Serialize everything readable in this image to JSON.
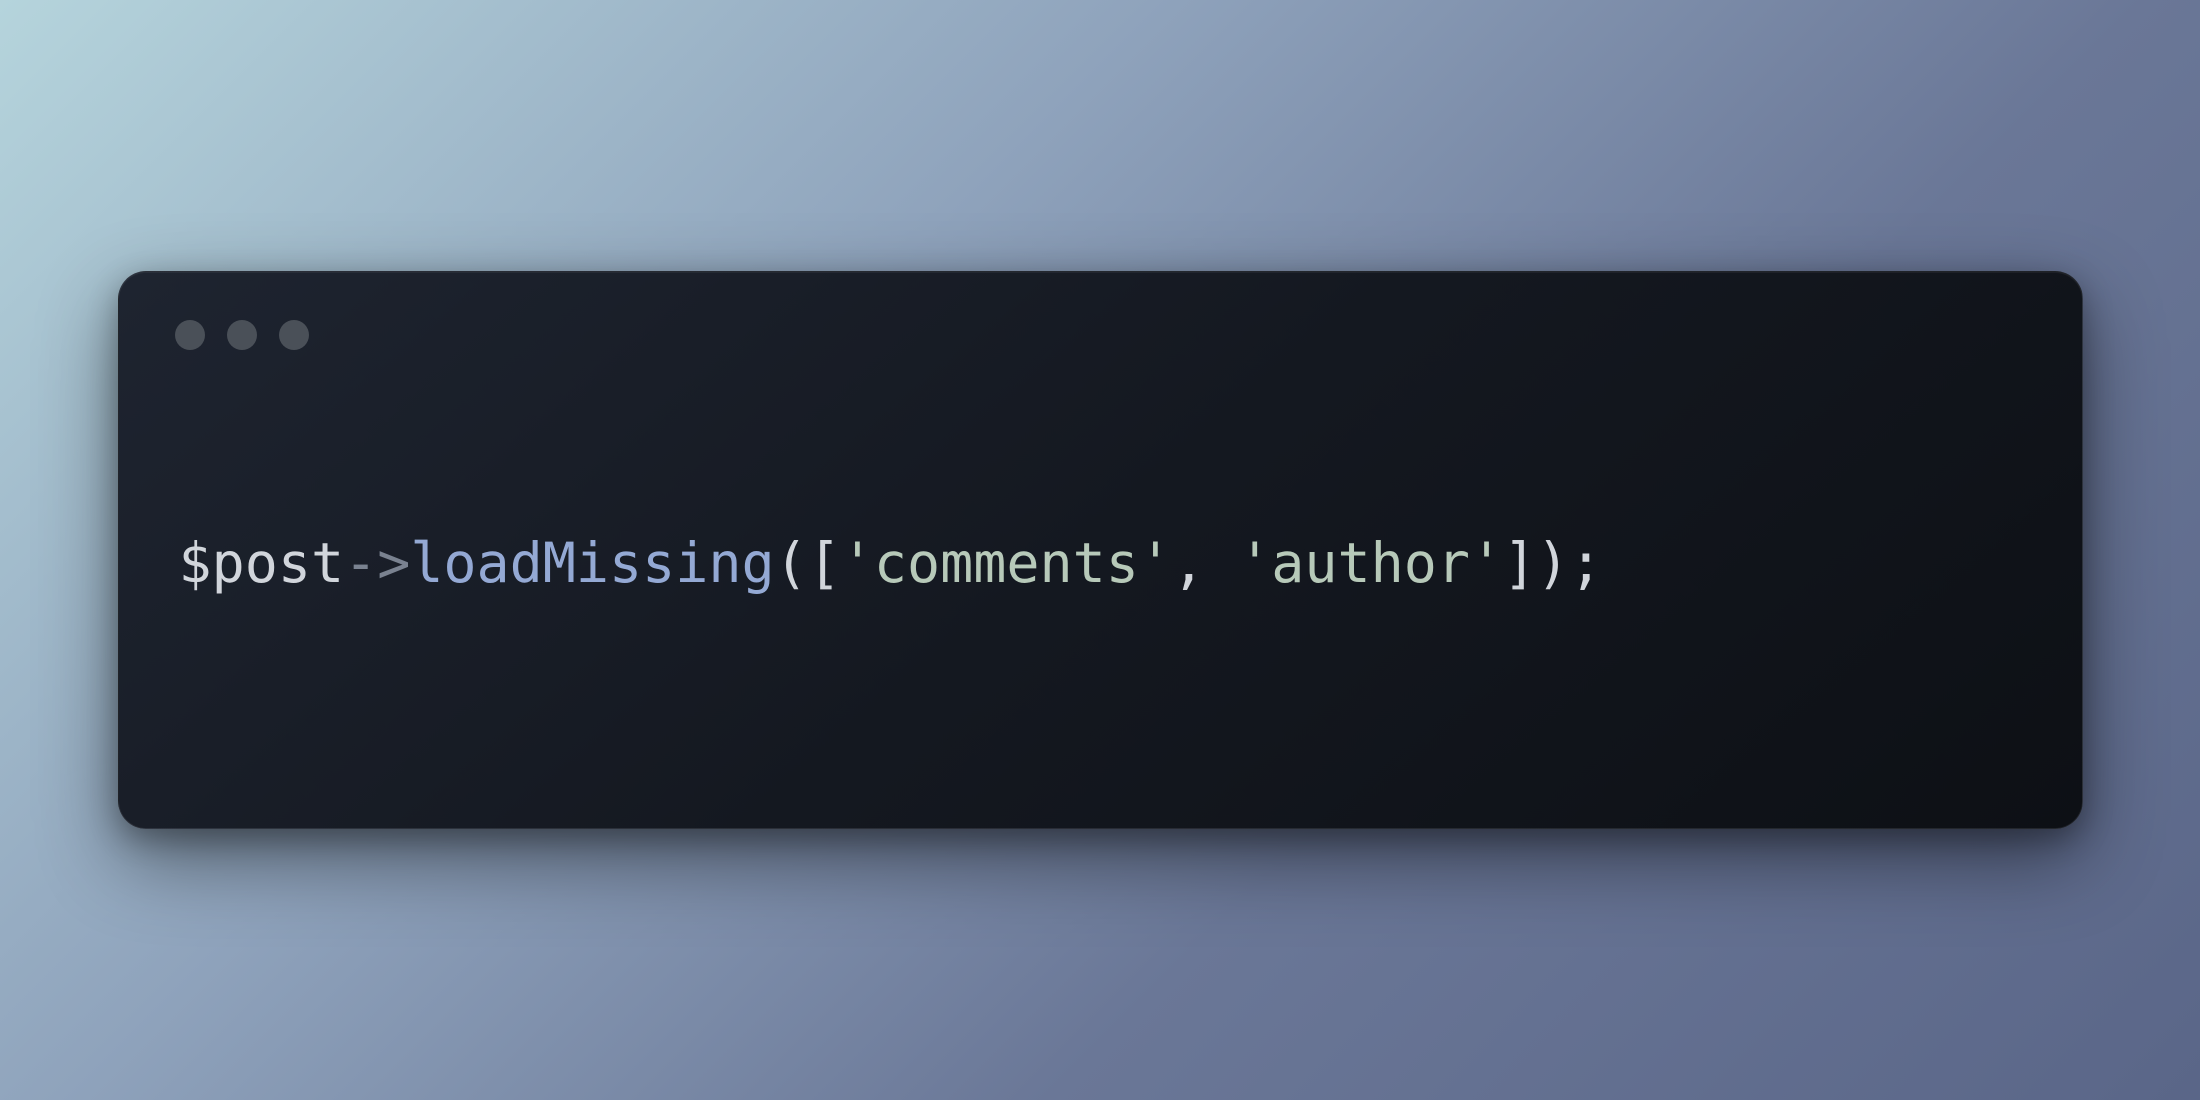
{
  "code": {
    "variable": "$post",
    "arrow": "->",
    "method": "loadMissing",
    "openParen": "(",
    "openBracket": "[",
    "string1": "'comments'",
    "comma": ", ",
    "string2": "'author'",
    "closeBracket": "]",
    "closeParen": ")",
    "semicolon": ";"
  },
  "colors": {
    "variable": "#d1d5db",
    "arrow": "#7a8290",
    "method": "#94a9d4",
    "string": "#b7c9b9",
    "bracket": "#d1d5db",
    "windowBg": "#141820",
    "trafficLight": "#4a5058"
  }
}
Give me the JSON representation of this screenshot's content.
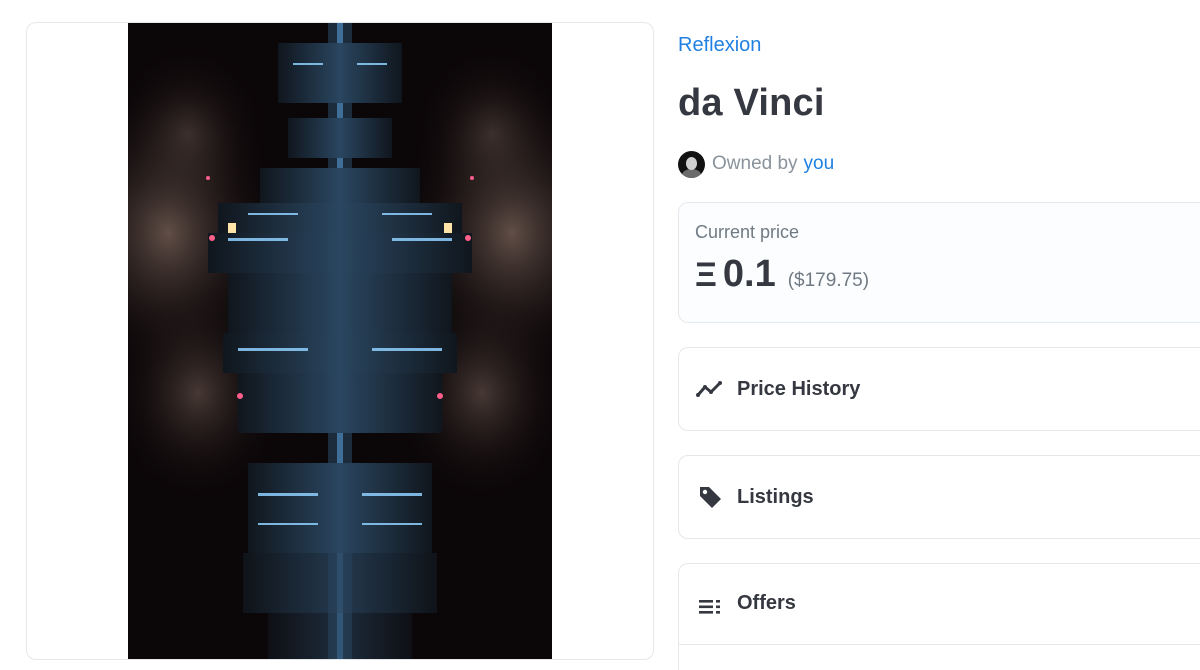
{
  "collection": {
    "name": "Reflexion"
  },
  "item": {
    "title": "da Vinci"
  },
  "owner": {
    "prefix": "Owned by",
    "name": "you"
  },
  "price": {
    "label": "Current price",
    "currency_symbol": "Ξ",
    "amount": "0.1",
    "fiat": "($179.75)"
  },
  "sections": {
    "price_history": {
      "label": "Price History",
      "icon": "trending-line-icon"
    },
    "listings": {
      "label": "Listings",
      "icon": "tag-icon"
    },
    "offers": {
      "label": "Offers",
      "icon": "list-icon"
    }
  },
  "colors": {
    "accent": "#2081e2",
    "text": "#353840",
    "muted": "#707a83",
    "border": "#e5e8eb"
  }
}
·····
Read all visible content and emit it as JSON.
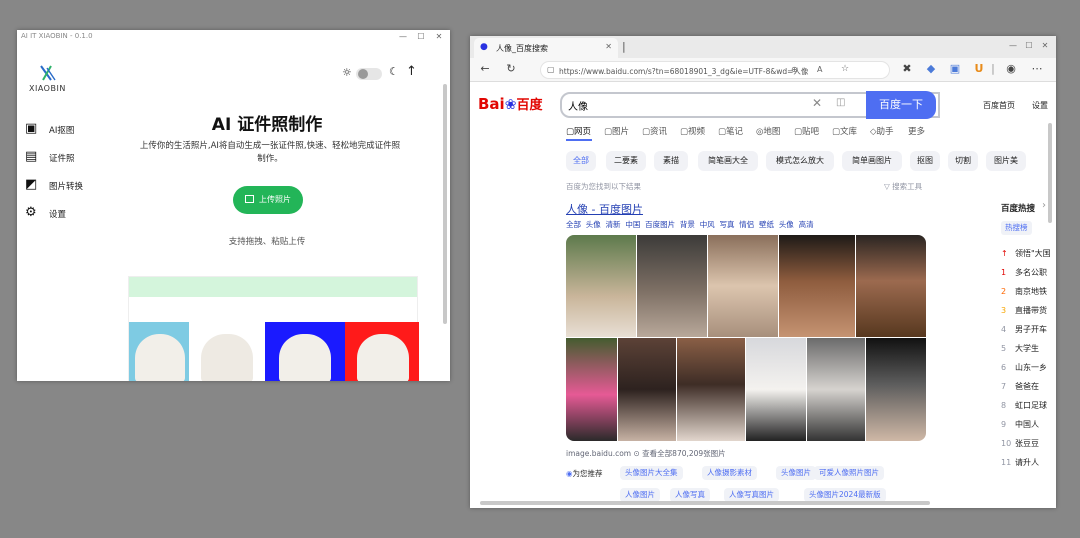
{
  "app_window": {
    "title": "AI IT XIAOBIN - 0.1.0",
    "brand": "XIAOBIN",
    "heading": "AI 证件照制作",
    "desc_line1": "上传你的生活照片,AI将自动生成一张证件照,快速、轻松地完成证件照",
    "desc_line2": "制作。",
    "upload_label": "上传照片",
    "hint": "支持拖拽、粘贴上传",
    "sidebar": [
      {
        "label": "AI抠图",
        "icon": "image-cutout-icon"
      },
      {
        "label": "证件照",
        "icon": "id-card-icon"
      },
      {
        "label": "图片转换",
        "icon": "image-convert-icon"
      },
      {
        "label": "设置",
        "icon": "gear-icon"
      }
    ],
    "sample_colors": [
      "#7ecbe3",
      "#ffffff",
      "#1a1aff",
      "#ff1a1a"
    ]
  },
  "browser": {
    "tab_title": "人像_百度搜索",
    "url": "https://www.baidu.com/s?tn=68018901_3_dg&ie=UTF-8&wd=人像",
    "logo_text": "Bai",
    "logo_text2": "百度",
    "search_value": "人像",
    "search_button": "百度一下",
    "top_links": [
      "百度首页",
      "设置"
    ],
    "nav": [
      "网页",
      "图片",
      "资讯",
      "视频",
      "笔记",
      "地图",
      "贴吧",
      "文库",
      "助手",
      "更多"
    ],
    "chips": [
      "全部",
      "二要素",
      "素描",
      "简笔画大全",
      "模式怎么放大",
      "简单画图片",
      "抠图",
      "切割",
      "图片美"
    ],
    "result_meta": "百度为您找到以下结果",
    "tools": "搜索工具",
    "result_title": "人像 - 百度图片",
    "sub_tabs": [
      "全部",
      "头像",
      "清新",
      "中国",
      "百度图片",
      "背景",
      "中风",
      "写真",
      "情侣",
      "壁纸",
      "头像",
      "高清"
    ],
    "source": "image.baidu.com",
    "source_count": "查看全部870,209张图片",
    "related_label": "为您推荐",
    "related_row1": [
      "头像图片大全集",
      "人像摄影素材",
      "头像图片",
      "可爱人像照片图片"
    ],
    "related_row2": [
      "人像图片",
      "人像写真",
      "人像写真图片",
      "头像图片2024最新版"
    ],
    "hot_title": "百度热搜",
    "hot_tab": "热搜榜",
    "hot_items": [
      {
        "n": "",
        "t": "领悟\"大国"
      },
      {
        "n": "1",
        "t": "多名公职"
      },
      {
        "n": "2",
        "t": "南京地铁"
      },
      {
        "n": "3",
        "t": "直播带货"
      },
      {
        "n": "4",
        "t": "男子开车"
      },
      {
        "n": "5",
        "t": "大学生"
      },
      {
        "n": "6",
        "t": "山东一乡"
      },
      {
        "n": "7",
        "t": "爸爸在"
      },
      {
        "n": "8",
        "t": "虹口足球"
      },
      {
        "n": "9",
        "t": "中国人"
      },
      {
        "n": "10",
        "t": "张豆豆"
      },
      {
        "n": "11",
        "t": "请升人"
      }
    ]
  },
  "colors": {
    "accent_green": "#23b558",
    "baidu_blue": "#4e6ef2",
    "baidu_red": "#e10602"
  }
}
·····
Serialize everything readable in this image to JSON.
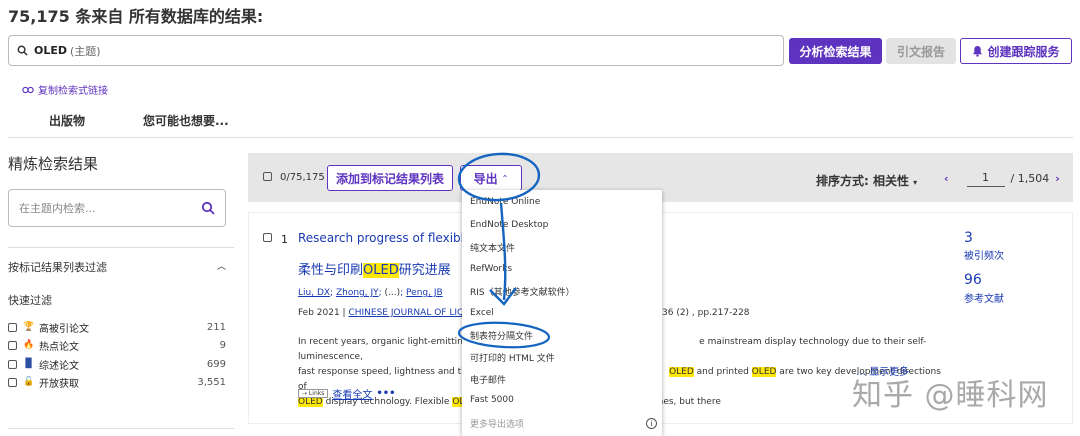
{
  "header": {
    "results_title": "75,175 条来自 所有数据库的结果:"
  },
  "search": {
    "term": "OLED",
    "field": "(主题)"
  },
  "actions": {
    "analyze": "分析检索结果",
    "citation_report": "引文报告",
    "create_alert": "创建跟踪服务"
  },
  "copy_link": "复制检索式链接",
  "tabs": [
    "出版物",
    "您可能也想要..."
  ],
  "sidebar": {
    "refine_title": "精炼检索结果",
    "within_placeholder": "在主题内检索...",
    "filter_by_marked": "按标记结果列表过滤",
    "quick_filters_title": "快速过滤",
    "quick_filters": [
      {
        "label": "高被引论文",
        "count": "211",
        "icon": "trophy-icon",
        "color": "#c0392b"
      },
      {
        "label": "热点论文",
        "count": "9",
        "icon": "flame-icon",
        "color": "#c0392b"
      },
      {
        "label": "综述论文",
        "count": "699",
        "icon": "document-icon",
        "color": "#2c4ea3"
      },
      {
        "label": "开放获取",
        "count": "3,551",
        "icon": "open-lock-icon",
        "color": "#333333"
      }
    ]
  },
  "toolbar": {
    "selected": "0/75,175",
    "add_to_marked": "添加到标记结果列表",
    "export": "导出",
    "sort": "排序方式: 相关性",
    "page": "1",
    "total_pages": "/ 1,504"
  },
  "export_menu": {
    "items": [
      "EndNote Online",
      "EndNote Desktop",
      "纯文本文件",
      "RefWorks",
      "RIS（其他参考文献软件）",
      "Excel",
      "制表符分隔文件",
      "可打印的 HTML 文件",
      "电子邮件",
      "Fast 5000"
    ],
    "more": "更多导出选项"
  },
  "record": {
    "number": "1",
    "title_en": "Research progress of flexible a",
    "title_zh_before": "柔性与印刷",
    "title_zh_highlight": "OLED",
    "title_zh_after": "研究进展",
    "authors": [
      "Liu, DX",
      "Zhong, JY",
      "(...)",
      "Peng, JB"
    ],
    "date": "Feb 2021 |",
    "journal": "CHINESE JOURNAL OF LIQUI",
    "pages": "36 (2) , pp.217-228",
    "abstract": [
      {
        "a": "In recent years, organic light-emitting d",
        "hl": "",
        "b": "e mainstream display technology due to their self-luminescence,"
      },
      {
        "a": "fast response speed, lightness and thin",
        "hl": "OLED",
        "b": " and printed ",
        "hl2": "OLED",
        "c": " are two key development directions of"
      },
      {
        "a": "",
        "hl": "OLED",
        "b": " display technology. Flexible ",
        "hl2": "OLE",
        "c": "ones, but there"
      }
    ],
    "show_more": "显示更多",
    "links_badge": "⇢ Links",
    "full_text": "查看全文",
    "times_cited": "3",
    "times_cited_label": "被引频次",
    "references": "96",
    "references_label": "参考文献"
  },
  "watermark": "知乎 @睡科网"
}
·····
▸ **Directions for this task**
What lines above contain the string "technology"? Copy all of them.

▸ **Answer to this task**
        "b": "e mainstream display technology due to their self-luminescence,"
        "b": " display technology. Flexible ",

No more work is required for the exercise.